▶ [Exercise aim]: Bring back every record exactly, except for the pictures, which stay out.

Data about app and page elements
--- START ---

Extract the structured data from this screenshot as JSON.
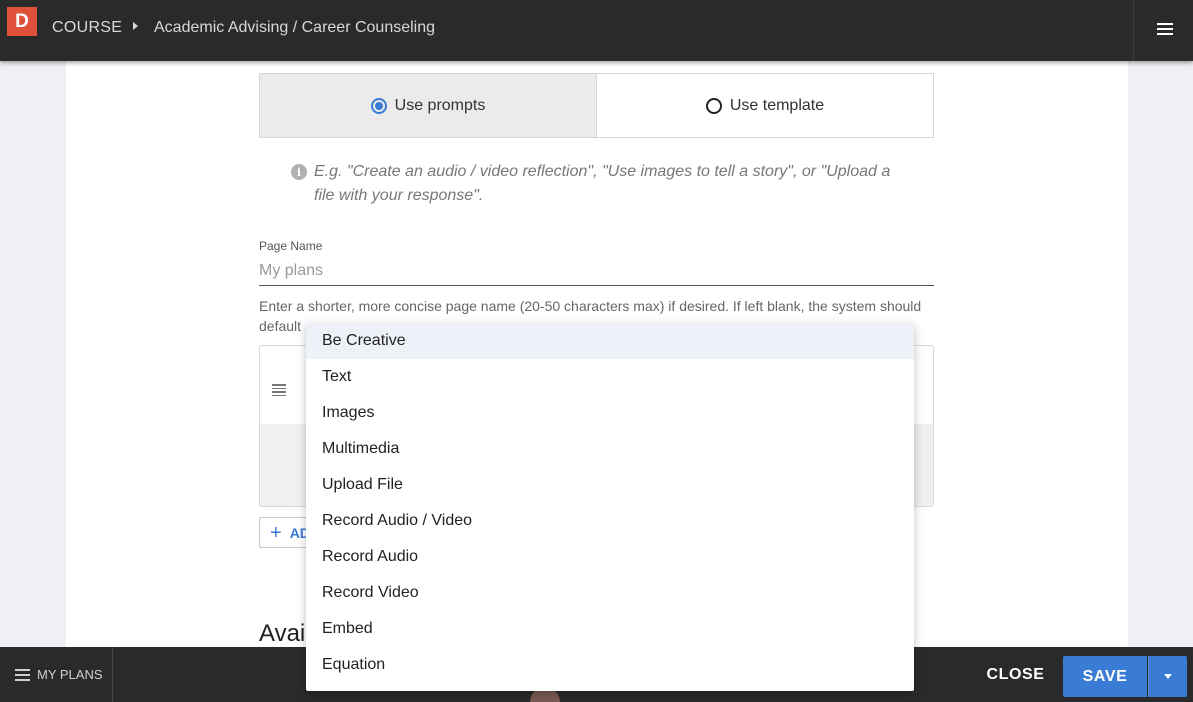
{
  "header": {
    "logo_letter": "D",
    "breadcrumb_course": "COURSE",
    "breadcrumb_title": "Academic Advising / Career Counseling",
    "menu_icon": "hamburger-menu-icon"
  },
  "mode_toggle": {
    "options": [
      {
        "label": "Use prompts",
        "selected": true
      },
      {
        "label": "Use template",
        "selected": false
      }
    ]
  },
  "hint": {
    "icon": "info-icon",
    "text": "E.g. \"Create an audio / video reflection\", \"Use images to tell a story\", or \"Upload a file with your response\"."
  },
  "page_name": {
    "label": "Page Name",
    "placeholder": "My plans",
    "value": "",
    "help_text": "Enter a shorter, more concise page name (20-50 characters max) if desired. If left blank, the system should default"
  },
  "add_button": {
    "label": "AD"
  },
  "section": {
    "heading": "Avai"
  },
  "dropdown": {
    "items": [
      "Be Creative",
      "Text",
      "Images",
      "Multimedia",
      "Upload File",
      "Record Audio / Video",
      "Record Audio",
      "Record Video",
      "Embed",
      "Equation"
    ],
    "highlighted_index": 0
  },
  "footer": {
    "my_plans_label": "MY PLANS",
    "close_label": "CLOSE",
    "save_label": "SAVE"
  },
  "colors": {
    "accent": "#3a7bd5",
    "topbar": "#2a2a2a",
    "logo": "#e0513b"
  }
}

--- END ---

▶ [Output for this task]:
Extract the structured data from this screenshot as JSON.
{
  "header": {
    "logo_letter": "D",
    "breadcrumb_course": "COURSE",
    "breadcrumb_title": "Academic Advising / Career Counseling",
    "menu_icon": "hamburger-menu-icon"
  },
  "mode_toggle": {
    "options": [
      {
        "label": "Use prompts",
        "selected": true
      },
      {
        "label": "Use template",
        "selected": false
      }
    ]
  },
  "hint": {
    "icon": "info-icon",
    "text": "E.g. \"Create an audio / video reflection\", \"Use images to tell a story\", or \"Upload a file with your response\"."
  },
  "page_name": {
    "label": "Page Name",
    "placeholder": "My plans",
    "value": "",
    "help_text": "Enter a shorter, more concise page name (20-50 characters max) if desired. If left blank, the system should default"
  },
  "add_button": {
    "label": "AD"
  },
  "section": {
    "heading": "Avai"
  },
  "dropdown": {
    "items": [
      "Be Creative",
      "Text",
      "Images",
      "Multimedia",
      "Upload File",
      "Record Audio / Video",
      "Record Audio",
      "Record Video",
      "Embed",
      "Equation"
    ],
    "highlighted_index": 0
  },
  "footer": {
    "my_plans_label": "MY PLANS",
    "close_label": "CLOSE",
    "save_label": "SAVE"
  },
  "colors": {
    "accent": "#3a7bd5",
    "topbar": "#2a2a2a",
    "logo": "#e0513b"
  }
}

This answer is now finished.